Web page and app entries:
◆ ◆ ◆ ◆

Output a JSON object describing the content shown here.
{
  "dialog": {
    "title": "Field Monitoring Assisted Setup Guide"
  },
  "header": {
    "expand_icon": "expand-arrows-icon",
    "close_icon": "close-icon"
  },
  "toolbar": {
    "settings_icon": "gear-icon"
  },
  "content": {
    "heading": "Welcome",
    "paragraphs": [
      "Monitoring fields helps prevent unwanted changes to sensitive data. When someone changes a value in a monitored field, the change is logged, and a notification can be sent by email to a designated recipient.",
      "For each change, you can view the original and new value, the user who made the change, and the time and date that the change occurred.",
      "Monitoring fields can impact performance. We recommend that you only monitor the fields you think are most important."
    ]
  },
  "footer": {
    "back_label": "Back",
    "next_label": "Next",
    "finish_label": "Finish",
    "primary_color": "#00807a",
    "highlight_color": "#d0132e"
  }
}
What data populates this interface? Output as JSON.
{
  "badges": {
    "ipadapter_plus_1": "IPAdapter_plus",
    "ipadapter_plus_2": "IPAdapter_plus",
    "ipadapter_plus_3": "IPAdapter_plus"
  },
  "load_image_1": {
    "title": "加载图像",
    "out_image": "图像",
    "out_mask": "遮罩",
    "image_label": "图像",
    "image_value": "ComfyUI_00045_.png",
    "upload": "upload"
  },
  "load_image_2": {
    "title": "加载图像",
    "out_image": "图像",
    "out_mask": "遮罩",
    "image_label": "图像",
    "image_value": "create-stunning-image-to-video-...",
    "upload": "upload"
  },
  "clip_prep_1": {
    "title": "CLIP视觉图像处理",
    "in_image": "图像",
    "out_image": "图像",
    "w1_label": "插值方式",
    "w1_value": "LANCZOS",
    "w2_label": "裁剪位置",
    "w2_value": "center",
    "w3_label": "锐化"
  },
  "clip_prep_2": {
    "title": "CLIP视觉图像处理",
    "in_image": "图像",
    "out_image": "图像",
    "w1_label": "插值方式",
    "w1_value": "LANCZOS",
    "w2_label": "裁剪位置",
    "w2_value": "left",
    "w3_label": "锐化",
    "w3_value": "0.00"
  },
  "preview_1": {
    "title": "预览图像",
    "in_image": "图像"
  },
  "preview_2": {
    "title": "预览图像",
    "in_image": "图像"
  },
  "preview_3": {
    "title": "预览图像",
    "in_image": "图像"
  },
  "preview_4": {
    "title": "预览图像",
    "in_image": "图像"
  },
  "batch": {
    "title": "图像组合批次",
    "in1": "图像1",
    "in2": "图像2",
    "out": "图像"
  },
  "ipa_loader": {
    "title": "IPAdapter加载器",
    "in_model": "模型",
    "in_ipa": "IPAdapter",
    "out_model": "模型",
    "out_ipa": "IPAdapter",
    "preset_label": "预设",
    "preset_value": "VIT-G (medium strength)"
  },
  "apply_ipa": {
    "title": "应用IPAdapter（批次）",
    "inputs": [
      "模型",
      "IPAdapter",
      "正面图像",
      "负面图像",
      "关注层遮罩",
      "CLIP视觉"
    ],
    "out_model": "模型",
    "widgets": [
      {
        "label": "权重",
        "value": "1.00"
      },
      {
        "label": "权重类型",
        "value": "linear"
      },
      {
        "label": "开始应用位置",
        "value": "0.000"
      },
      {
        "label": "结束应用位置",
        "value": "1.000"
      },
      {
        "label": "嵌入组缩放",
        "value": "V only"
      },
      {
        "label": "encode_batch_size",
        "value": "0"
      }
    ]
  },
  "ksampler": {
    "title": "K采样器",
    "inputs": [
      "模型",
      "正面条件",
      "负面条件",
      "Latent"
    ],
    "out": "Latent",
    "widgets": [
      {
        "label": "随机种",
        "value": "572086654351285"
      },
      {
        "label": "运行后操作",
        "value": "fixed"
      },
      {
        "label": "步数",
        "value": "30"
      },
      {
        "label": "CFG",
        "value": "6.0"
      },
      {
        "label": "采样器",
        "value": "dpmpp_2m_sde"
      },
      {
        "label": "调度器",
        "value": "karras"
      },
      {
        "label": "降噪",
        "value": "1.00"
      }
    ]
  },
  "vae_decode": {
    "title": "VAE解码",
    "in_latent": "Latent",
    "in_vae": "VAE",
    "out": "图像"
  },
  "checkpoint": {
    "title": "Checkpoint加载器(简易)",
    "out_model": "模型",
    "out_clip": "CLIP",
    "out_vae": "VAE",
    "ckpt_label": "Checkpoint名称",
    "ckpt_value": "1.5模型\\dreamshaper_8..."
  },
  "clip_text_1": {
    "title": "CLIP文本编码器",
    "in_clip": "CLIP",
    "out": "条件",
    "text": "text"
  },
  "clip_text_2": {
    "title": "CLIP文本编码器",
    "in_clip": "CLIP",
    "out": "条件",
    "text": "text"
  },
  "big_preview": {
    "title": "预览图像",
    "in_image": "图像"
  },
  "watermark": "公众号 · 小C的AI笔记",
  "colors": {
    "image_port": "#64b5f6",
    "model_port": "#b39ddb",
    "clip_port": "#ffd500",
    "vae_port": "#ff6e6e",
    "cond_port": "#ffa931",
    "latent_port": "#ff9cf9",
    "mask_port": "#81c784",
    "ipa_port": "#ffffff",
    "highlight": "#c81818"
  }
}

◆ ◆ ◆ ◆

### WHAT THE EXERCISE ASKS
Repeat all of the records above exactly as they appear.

### ANSWER
Output a JSON object describing the content shown here.
{
  "dialog": {
    "title": "Field Monitoring Assisted Setup Guide"
  },
  "header": {
    "expand_icon": "expand-arrows-icon",
    "close_icon": "close-icon"
  },
  "toolbar": {
    "settings_icon": "gear-icon"
  },
  "content": {
    "heading": "Welcome",
    "paragraphs": [
      "Monitoring fields helps prevent unwanted changes to sensitive data. When someone changes a value in a monitored field, the change is logged, and a notification can be sent by email to a designated recipient.",
      "For each change, you can view the original and new value, the user who made the change, and the time and date that the change occurred.",
      "Monitoring fields can impact performance. We recommend that you only monitor the fields you think are most important."
    ]
  },
  "footer": {
    "back_label": "Back",
    "next_label": "Next",
    "finish_label": "Finish",
    "primary_color": "#00807a",
    "highlight_color": "#d0132e"
  }
}
What data populates this interface? Output as JSON.
{
  "badges": {
    "ipadapter_plus_1": "IPAdapter_plus",
    "ipadapter_plus_2": "IPAdapter_plus",
    "ipadapter_plus_3": "IPAdapter_plus"
  },
  "load_image_1": {
    "title": "加载图像",
    "out_image": "图像",
    "out_mask": "遮罩",
    "image_label": "图像",
    "image_value": "ComfyUI_00045_.png",
    "upload": "upload"
  },
  "load_image_2": {
    "title": "加载图像",
    "out_image": "图像",
    "out_mask": "遮罩",
    "image_label": "图像",
    "image_value": "create-stunning-image-to-video-...",
    "upload": "upload"
  },
  "clip_prep_1": {
    "title": "CLIP视觉图像处理",
    "in_image": "图像",
    "out_image": "图像",
    "w1_label": "插值方式",
    "w1_value": "LANCZOS",
    "w2_label": "裁剪位置",
    "w2_value": "center",
    "w3_label": "锐化"
  },
  "clip_prep_2": {
    "title": "CLIP视觉图像处理",
    "in_image": "图像",
    "out_image": "图像",
    "w1_label": "插值方式",
    "w1_value": "LANCZOS",
    "w2_label": "裁剪位置",
    "w2_value": "left",
    "w3_label": "锐化",
    "w3_value": "0.00"
  },
  "preview_1": {
    "title": "预览图像",
    "in_image": "图像"
  },
  "preview_2": {
    "title": "预览图像",
    "in_image": "图像"
  },
  "preview_3": {
    "title": "预览图像",
    "in_image": "图像"
  },
  "preview_4": {
    "title": "预览图像",
    "in_image": "图像"
  },
  "batch": {
    "title": "图像组合批次",
    "in1": "图像1",
    "in2": "图像2",
    "out": "图像"
  },
  "ipa_loader": {
    "title": "IPAdapter加载器",
    "in_model": "模型",
    "in_ipa": "IPAdapter",
    "out_model": "模型",
    "out_ipa": "IPAdapter",
    "preset_label": "预设",
    "preset_value": "VIT-G (medium strength)"
  },
  "apply_ipa": {
    "title": "应用IPAdapter（批次）",
    "inputs": [
      "模型",
      "IPAdapter",
      "正面图像",
      "负面图像",
      "关注层遮罩",
      "CLIP视觉"
    ],
    "out_model": "模型",
    "widgets": [
      {
        "label": "权重",
        "value": "1.00"
      },
      {
        "label": "权重类型",
        "value": "linear"
      },
      {
        "label": "开始应用位置",
        "value": "0.000"
      },
      {
        "label": "结束应用位置",
        "value": "1.000"
      },
      {
        "label": "嵌入组缩放",
        "value": "V only"
      },
      {
        "label": "encode_batch_size",
        "value": "0"
      }
    ]
  },
  "ksampler": {
    "title": "K采样器",
    "inputs": [
      "模型",
      "正面条件",
      "负面条件",
      "Latent"
    ],
    "out": "Latent",
    "widgets": [
      {
        "label": "随机种",
        "value": "572086654351285"
      },
      {
        "label": "运行后操作",
        "value": "fixed"
      },
      {
        "label": "步数",
        "value": "30"
      },
      {
        "label": "CFG",
        "value": "6.0"
      },
      {
        "label": "采样器",
        "value": "dpmpp_2m_sde"
      },
      {
        "label": "调度器",
        "value": "karras"
      },
      {
        "label": "降噪",
        "value": "1.00"
      }
    ]
  },
  "vae_decode": {
    "title": "VAE解码",
    "in_latent": "Latent",
    "in_vae": "VAE",
    "out": "图像"
  },
  "checkpoint": {
    "title": "Checkpoint加载器(简易)",
    "out_model": "模型",
    "out_clip": "CLIP",
    "out_vae": "VAE",
    "ckpt_label": "Checkpoint名称",
    "ckpt_value": "1.5模型\\dreamshaper_8..."
  },
  "clip_text_1": {
    "title": "CLIP文本编码器",
    "in_clip": "CLIP",
    "out": "条件",
    "text": "text"
  },
  "clip_text_2": {
    "title": "CLIP文本编码器",
    "in_clip": "CLIP",
    "out": "条件",
    "text": "text"
  },
  "big_preview": {
    "title": "预览图像",
    "in_image": "图像"
  },
  "watermark": "公众号 · 小C的AI笔记",
  "colors": {
    "image_port": "#64b5f6",
    "model_port": "#b39ddb",
    "clip_port": "#ffd500",
    "vae_port": "#ff6e6e",
    "cond_port": "#ffa931",
    "latent_port": "#ff9cf9",
    "mask_port": "#81c784",
    "ipa_port": "#ffffff",
    "highlight": "#c81818"
  }
}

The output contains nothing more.